INPUT:

  • s_real – a string that defines a real number (or something whose string representation defines a number)
  • s_imag – a string that defines a real number (or something whose string representation defines a number)
  • pad – an integer at least 0.
  • min_prec – number will have at least this many bits of precision, no matter what.

EXAMPLES:

sage: ComplexNumber('2.3')
2.30000000000000
sage: ComplexNumber('2.3','1.1')
2.30000000000000 + 1.10000000000000*I
sage: ComplexNumber(10)
10.0000000000000
sage: ComplexNumber(10,10)
10.0000000000000 + 10.0000000000000*I
sage: ComplexNumber(1.000000000000000000000000000,2)
1.00000000000000000000000000 + 2.00000000000000000000000000*I
sage: ComplexNumber(1,2.000000000000000000000)
1.00000000000000000000 + 2.00000000000000000000*I
sage: sage.rings.complex_number.create_ComplexNumber(s_real=2,s_imag=1)
2.00000000000000 + 1.00000000000000*I
sage.rings.complex_number.is_ComplexNumber(x)

Returns True if x is a complex number. In particular, if x is of the ComplexNumber type.

EXAMPLES:

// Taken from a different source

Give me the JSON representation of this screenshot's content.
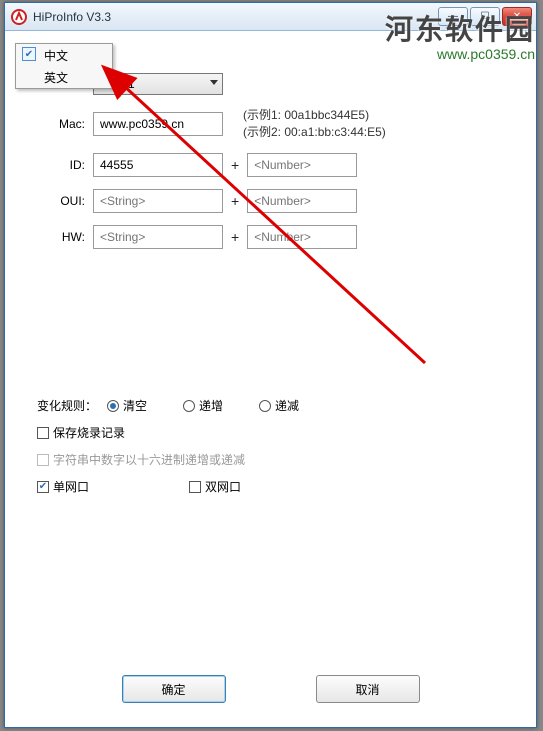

sage: from sage.rings.complex_number import is_ComplexNumber
sage: a = ComplexNumber(1,2); a
1.00000000000000 + 2.00000000000000*I
sage: is_ComplexNumber(a)
True
sage: b = ComplexNumber(1); b
1.00000000000000
sage: is_ComplexNumber(b)
True

Note that the global element I is of type SymbolicConstant. However, elements of the class ComplexField_class are of type ComplexNumber:

sage: c = 1 + 2*I
sage: is_ComplexNumber(c)
False
sage: d = CC(1 + 2*I)
sage: is_ComplexNumber(d)
True
sage.rings.complex_number.make_ComplexNumber0(fld, mult_order, re, im)

Create a complex number for pickling.

EXAMPLES:

sage: a = CC(1 + I)
sage: loads(dumps(a)) == a # indirect doctest
True
sage.rings.complex_number.set_global_complex_round_mode(n)

Set the global complex rounding mode.

Warning

Do not call this function explicitly. The default rounding mode is n = 0.

EXAMPLES:

sage: sage.rings.complex_number.set_global_complex_round_mode(0)